Singapore GP CEO Michael Roche told F1 Fanatic:
They say that there is no such thing as bad publicity. The governance of Formula 1 is strictly the responsibility of the FIA. However the World Council investigations may turn out, Singapore is always going to go down in history as having created a truly memorable event.
We feel that event fully delivered on the spectacle, drama and excitement that we promised in bringing Formula One to Singapore.
Fernando Alonso in fact produced one of the most spectacular overtaking moves of the race, when he passed Nico Rosberg for the lead at Turn Seven. Felipe Massa and the Ferrari team produced high drama in the pit lane, while Kimi Raikkonen was one of several drivers who demonstrated the challenges of the Marina Bay circuit.
Despite the recent controversy, the Singapore Grand Prix was an international success that gained Singapore accolades around the world. Any visitor to the 2008 event should be proud that they experienced history in seeing Formula One’s first-ever night race.
We are now fully focussed on ensuring that the 2009 event builds on that success and the continuing ticket sales, now past 85% sold-out, bears witness the the race’s continuing popularity.
Whenever there is a scandal like this one (and it happens a lot these days) there are always some who suggest that such affairs are good for the sport because it keeps it in the headlines.
But there must be a limit to the amount of bad publicity a sport can get before the public turn off and sponsors start leaving.
Fans who shelled out their own money to go the race are not likely to share the view that this sort of publicity is ultimately good for F1. Here’s a comment left on this site by David, who was at the race last year:
I am so angry, I am from London and went to Singapore last year for the first night race, had an amazing time, the race was exciting and interesting, got amazing photos, and most of all have a great memory of running down the pit straight at the end, climbing the fence opposite the podium and seeing the podium ceremony complete with Flavio on the podium.
Now I feel cheated!
I am heading to Singapore again on Monday, if I hadn’t already paid for everything I wouldn’t go! I am actually shocked about this!
Do you think the kind of publicity F1 has had from the Renault scandal benefits the sport?
Renault Singapore crash controversy
- No punishment for Briatore or Symonds?
- Did more foul play by Renault scupper Schumacher in the 2006 title decider?
- Fernando Alonso should renounce his Singapore Grand Prix ‘win’
- Briatore and Symonds step down as Renault accepts Singapore crash charge
- Piquet-Renault scandal: more new evidence and complaints about leaks
- Statement by Nelson Piquet Jnr on his Singapore crash leaked online
- Did Piquet crash on purpose? (Poll)
- Renault face Singapore crash hearing
- Nelson Piquet Jnr and Fernando Alonso in renault Singapore claim

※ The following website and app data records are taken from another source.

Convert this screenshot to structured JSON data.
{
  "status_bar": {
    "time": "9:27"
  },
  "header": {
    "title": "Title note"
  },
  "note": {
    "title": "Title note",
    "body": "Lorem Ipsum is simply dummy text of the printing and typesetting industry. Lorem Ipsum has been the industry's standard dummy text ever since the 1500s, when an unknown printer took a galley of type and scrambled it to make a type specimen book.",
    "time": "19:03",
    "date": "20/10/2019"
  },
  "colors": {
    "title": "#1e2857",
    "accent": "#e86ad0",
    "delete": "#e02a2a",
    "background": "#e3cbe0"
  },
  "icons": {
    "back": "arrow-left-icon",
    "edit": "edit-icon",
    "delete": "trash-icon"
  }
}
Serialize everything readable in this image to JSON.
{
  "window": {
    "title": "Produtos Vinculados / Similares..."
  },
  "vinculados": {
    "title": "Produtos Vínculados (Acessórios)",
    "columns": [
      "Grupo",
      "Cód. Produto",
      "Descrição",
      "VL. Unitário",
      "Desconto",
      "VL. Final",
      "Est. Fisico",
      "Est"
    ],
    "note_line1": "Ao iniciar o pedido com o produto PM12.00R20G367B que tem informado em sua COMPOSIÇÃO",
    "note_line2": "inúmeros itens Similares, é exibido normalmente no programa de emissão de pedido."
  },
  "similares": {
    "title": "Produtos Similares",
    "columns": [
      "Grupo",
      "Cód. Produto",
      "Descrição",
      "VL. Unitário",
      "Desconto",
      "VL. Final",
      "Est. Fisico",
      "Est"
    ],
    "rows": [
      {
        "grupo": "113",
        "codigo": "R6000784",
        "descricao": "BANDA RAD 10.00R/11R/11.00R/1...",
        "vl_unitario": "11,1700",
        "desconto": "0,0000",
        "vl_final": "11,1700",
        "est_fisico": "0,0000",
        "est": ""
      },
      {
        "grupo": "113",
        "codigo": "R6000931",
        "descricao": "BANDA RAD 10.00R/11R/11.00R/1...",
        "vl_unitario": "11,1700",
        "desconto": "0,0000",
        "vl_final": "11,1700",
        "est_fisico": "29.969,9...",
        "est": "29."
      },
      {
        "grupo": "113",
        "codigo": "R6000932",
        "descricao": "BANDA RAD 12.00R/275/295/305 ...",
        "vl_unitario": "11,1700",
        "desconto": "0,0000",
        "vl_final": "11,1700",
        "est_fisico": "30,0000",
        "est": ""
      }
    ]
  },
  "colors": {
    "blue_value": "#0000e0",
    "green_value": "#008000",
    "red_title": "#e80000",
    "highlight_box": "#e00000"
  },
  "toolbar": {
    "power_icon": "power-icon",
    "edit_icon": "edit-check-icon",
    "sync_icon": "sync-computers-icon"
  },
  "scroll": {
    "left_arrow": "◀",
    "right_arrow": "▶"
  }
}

- Fernando Alonso’s bad luck turns good for win (2008 Singapore Grand Prix)
- 2008 Singapore Grand Prix analysis
- Piquet’s scathing attack on Briatore
- Nelson Piquet Jnr dropped by Renault
- Alonso and the Piquet-Renault fall-out